There are many protected or endangered plants and animals that live around the site but this has to be my favorite one. Is it legless because of the radioactive contamination?
Most of the site is now in a very long stage of environmental cleanup and compliance. There are lots of water treatment facilities on-site, including this one located near Area 4.
Three test stands were initially constructed at the Coca area in 1956 to support the development of the Navaho and Atlas engines.
In 1963, two of the original stands were demolished and replaced by two large engine test stands for testing the second stage of the Saturn-V launch vehicle. In 1974, further test stand modifications were made to accommodate Space Shuttle main Engine component development. Later modifications enabled testing of the SSME engine system.
COCA I – The Coca RFI Site, located within Area II of the SSFL, is owned by the National Aeronautics and Space Administration (NASA).
Deep thoughts about the hydrogen bomb.
Not an actual rocket but a playground version of one…aren’t those engineers funny?

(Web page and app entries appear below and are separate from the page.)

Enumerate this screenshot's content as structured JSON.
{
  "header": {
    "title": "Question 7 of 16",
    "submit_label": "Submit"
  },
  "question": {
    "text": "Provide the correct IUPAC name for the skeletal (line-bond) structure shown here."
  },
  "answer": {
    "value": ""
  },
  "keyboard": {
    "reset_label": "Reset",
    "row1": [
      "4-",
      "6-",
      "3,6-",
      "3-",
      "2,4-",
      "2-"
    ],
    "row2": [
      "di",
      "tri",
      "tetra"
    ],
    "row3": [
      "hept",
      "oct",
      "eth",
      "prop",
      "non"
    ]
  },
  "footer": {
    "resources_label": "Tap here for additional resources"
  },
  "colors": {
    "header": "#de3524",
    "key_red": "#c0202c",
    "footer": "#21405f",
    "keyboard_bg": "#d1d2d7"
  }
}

After our tour was complete we were gifted with a bag, hat and more information regarding the site. As part of their public affairs outreach program, Boeing hosts occasional bus tours, “rocket walks,” and nature hikes throughout the property to educate the community and gain support for their efforts. If you’re a space geek, abandoned spaces freak or just wanna take a peek at this once secretive spot, def go check it out but make sure you’re aware of the possible dangers you may be exposing yourself to.